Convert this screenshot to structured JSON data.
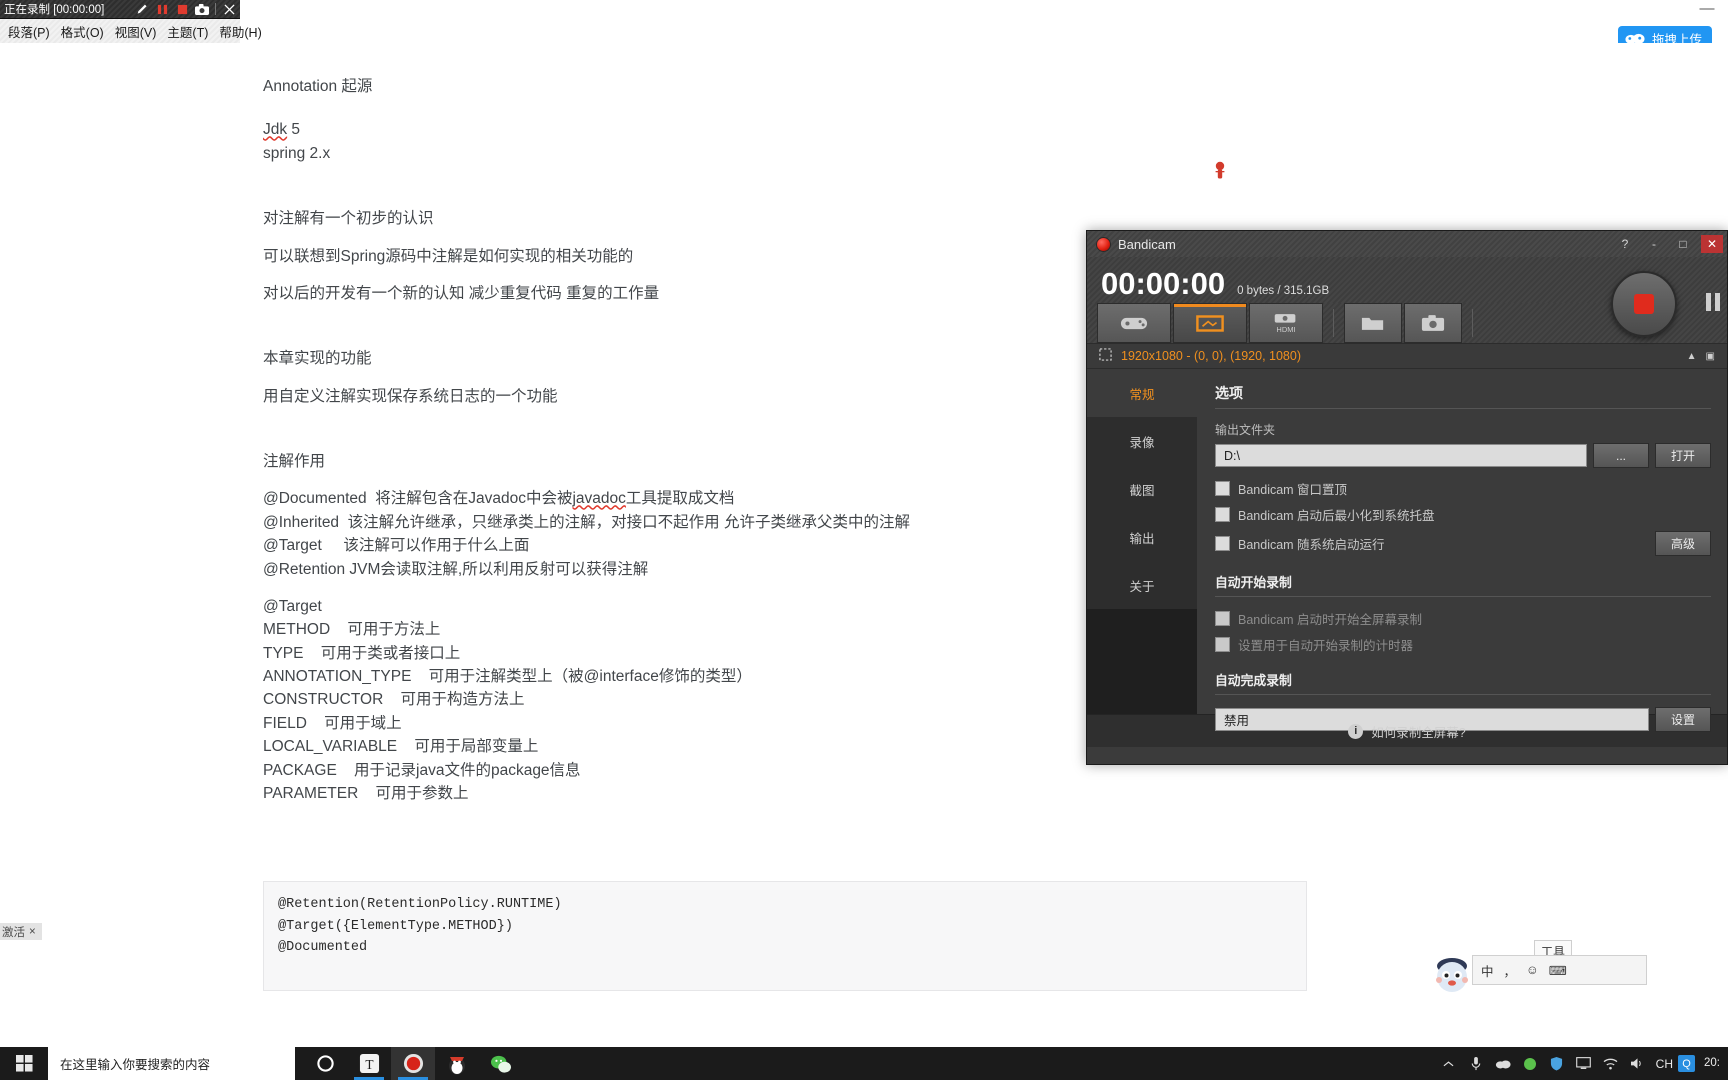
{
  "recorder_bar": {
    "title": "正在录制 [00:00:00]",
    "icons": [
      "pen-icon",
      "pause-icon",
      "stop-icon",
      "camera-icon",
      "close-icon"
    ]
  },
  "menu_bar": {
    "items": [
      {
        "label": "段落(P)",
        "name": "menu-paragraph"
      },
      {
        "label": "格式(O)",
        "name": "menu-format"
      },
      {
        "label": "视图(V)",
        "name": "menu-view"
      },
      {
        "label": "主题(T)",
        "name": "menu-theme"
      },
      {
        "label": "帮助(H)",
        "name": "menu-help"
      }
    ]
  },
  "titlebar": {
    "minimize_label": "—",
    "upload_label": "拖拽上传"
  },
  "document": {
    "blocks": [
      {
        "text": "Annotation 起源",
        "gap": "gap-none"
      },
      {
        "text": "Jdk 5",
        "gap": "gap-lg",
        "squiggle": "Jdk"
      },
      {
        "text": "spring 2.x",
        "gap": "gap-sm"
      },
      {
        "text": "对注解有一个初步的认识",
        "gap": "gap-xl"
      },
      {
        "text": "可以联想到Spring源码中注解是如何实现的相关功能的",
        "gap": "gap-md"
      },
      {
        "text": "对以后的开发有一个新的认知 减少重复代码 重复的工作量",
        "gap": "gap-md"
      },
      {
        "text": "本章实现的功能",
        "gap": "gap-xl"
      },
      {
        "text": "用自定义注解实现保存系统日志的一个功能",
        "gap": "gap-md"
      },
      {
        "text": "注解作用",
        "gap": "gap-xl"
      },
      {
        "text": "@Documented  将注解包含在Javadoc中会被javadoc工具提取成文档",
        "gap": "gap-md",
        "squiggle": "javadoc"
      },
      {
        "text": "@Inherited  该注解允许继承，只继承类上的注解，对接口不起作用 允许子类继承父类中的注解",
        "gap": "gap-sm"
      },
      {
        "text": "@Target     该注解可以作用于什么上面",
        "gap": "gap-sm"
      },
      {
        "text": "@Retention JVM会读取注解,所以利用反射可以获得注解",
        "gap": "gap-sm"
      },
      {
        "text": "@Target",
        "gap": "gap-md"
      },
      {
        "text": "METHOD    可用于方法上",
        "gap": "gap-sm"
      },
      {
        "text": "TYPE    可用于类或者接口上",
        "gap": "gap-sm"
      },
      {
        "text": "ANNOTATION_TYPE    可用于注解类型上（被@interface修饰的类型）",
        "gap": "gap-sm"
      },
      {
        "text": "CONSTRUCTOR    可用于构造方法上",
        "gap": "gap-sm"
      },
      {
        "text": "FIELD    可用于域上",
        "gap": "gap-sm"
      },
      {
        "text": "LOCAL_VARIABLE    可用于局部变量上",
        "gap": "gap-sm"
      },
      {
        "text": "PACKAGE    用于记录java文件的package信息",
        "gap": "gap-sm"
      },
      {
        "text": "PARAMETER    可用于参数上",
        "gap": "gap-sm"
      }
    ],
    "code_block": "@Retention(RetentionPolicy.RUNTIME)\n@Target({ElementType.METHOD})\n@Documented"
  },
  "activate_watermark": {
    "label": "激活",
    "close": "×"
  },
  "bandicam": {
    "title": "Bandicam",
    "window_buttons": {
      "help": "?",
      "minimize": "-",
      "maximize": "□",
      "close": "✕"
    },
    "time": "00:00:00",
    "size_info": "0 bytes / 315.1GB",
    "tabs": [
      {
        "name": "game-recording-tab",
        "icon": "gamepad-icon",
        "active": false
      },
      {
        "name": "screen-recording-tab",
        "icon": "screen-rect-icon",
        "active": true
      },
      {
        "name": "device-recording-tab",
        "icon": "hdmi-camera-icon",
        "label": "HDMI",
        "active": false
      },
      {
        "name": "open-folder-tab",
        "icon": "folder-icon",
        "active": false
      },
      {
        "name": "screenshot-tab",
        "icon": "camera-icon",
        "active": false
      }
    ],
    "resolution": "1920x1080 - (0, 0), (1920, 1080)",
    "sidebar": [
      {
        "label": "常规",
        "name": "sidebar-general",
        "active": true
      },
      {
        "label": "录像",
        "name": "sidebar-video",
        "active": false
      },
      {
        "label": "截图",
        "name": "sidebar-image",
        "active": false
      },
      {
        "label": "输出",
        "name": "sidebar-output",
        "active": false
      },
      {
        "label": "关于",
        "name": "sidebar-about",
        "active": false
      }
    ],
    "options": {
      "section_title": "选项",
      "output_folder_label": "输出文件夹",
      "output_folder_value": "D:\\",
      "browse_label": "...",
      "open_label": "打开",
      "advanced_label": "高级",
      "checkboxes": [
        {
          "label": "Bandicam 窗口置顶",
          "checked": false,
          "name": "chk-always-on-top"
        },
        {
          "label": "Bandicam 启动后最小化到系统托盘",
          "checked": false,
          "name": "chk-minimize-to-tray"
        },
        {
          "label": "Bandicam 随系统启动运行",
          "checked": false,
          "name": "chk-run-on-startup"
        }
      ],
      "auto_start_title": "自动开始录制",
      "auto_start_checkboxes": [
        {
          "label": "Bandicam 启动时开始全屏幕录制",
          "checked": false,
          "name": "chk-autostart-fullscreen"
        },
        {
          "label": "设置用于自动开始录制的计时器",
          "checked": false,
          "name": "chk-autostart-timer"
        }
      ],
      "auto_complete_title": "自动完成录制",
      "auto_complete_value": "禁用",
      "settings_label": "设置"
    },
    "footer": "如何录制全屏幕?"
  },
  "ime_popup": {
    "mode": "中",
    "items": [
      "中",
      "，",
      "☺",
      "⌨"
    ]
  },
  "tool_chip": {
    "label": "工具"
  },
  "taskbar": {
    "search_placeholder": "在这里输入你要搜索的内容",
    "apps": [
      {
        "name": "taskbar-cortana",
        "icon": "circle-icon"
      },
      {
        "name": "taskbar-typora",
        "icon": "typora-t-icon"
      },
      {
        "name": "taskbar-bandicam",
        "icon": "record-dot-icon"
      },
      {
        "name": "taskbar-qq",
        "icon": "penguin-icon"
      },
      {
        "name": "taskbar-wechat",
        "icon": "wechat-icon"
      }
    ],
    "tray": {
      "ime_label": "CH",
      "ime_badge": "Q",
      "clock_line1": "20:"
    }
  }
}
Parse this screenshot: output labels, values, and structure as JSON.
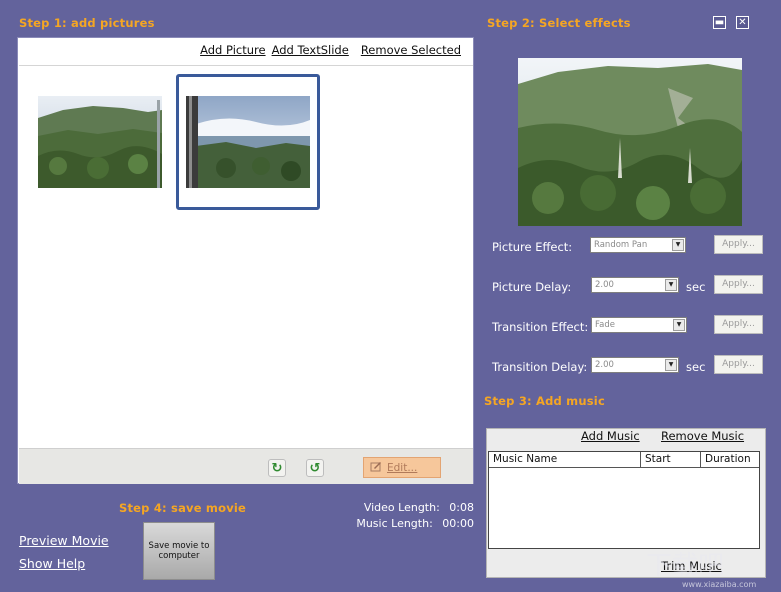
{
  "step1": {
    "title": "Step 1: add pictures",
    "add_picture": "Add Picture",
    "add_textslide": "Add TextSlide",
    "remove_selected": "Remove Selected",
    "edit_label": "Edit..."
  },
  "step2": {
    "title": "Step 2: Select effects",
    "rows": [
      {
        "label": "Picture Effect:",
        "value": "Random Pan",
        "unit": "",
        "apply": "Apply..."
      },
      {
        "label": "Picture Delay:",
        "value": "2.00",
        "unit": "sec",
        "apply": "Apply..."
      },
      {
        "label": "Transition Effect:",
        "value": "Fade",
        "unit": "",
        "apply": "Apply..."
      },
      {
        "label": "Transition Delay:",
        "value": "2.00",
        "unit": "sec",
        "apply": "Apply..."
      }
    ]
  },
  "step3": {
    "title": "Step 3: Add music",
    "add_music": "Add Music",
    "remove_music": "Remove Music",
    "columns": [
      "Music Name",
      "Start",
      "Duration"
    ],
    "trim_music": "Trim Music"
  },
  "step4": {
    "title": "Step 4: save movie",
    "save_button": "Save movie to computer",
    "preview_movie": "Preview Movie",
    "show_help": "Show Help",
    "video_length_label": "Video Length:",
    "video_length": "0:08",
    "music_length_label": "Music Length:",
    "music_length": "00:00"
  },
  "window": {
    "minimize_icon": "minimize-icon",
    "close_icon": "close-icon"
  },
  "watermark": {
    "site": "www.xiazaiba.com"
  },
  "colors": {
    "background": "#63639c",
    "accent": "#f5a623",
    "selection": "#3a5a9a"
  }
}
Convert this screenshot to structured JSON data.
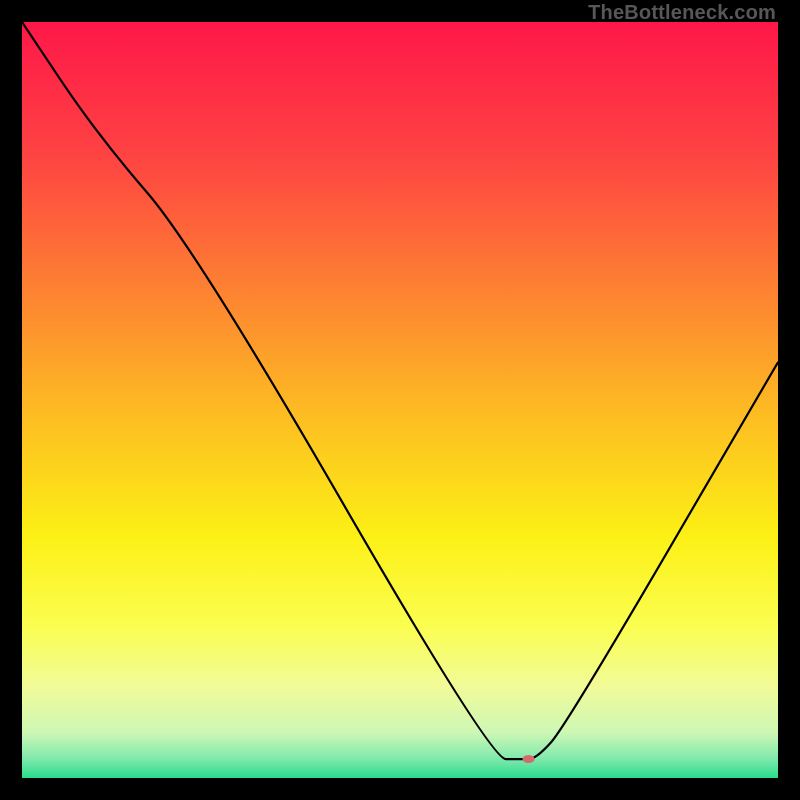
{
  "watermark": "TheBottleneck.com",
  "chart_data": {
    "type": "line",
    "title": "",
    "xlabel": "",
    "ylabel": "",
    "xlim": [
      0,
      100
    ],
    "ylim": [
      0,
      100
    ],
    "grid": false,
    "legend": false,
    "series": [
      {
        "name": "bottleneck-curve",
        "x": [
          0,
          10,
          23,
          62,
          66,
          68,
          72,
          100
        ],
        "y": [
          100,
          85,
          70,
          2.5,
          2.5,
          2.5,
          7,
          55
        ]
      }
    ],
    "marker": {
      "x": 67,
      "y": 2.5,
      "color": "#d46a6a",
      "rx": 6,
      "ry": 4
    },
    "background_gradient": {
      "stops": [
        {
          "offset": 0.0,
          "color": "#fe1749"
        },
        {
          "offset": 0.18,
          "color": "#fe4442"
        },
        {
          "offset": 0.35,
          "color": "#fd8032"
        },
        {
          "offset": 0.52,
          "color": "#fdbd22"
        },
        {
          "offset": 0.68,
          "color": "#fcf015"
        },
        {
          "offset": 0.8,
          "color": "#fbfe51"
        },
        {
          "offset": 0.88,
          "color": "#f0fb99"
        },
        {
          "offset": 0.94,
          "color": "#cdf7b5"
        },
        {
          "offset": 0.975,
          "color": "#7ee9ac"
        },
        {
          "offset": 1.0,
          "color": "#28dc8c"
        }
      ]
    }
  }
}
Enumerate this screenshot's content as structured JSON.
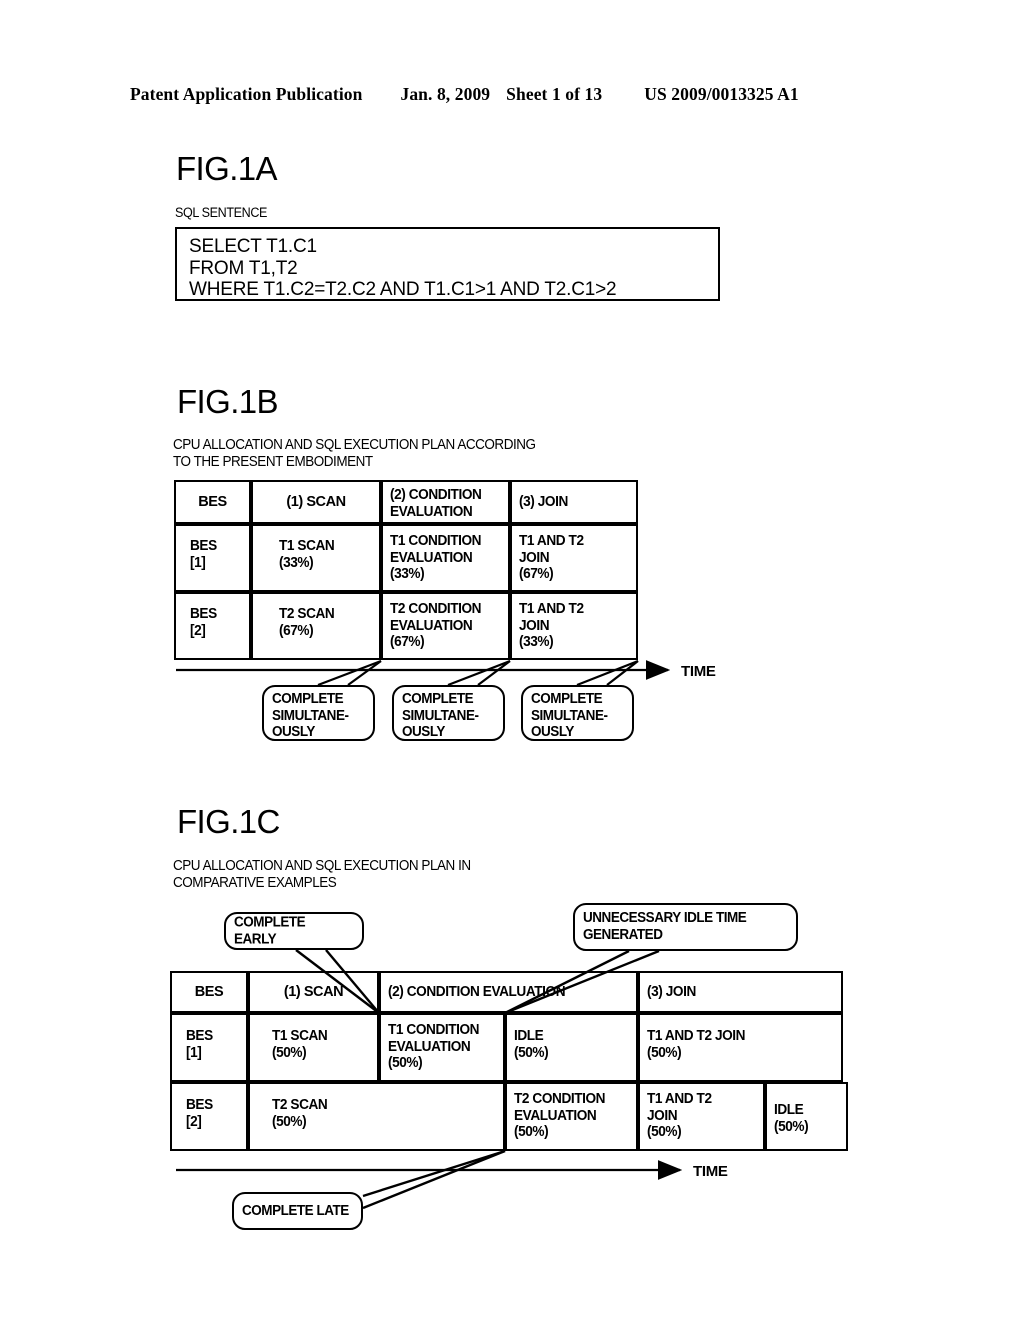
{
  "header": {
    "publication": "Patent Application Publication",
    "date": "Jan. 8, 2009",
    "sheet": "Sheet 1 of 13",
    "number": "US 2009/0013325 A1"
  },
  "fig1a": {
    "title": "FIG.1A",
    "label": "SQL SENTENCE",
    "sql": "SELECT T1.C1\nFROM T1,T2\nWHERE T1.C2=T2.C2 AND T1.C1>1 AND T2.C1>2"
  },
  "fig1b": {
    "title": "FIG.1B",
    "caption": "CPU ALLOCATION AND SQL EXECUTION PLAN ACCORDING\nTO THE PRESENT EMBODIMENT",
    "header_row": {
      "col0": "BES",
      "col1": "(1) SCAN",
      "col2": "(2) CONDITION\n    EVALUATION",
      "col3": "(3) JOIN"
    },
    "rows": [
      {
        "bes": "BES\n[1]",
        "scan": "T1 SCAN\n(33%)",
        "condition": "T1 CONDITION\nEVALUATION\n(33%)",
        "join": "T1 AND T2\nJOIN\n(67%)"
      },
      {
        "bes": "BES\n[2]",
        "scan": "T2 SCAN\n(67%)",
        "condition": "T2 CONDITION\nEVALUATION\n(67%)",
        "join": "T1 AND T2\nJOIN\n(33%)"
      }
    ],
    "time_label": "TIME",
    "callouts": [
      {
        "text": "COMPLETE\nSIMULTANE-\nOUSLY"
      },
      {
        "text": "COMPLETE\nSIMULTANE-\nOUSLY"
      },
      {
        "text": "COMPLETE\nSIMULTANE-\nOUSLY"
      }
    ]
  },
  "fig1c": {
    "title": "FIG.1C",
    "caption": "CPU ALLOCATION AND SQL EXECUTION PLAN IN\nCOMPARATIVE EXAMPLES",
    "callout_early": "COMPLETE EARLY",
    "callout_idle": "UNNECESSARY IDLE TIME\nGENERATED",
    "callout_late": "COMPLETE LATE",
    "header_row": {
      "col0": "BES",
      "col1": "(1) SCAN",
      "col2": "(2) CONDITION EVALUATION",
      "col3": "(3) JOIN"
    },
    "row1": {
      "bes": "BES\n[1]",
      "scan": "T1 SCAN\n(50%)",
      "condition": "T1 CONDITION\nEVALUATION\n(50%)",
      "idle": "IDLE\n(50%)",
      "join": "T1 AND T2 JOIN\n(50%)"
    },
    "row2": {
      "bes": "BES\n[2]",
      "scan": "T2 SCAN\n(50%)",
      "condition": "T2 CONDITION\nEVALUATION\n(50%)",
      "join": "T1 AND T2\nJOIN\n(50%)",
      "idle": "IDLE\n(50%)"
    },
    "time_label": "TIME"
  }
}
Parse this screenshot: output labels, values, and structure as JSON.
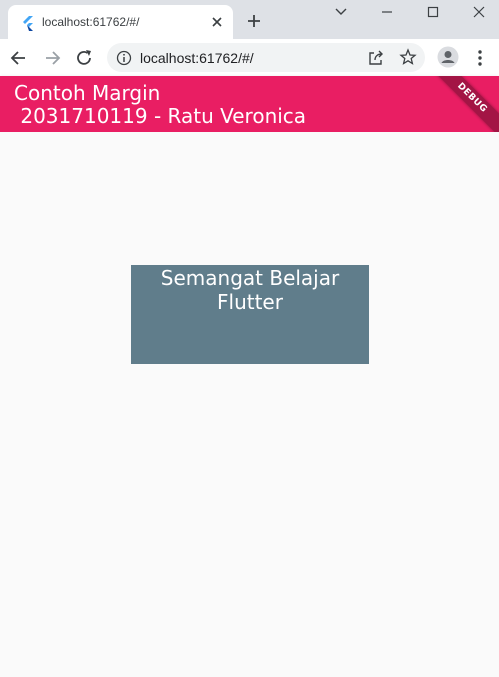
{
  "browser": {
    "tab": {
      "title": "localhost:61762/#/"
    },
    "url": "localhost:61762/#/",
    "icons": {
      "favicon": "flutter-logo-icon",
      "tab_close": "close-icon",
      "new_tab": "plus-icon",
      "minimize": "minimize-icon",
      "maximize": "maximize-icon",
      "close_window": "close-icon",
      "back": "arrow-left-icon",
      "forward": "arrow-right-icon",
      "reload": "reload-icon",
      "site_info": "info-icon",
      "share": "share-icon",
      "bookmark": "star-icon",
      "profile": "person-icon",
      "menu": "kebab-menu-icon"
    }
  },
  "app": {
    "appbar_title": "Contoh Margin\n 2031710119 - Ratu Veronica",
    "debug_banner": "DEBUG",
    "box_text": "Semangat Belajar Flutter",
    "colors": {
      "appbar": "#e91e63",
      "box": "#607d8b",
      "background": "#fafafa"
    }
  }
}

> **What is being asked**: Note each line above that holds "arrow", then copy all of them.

> **Task answer**:
      "back": "arrow-left-icon",
      "forward": "arrow-right-icon",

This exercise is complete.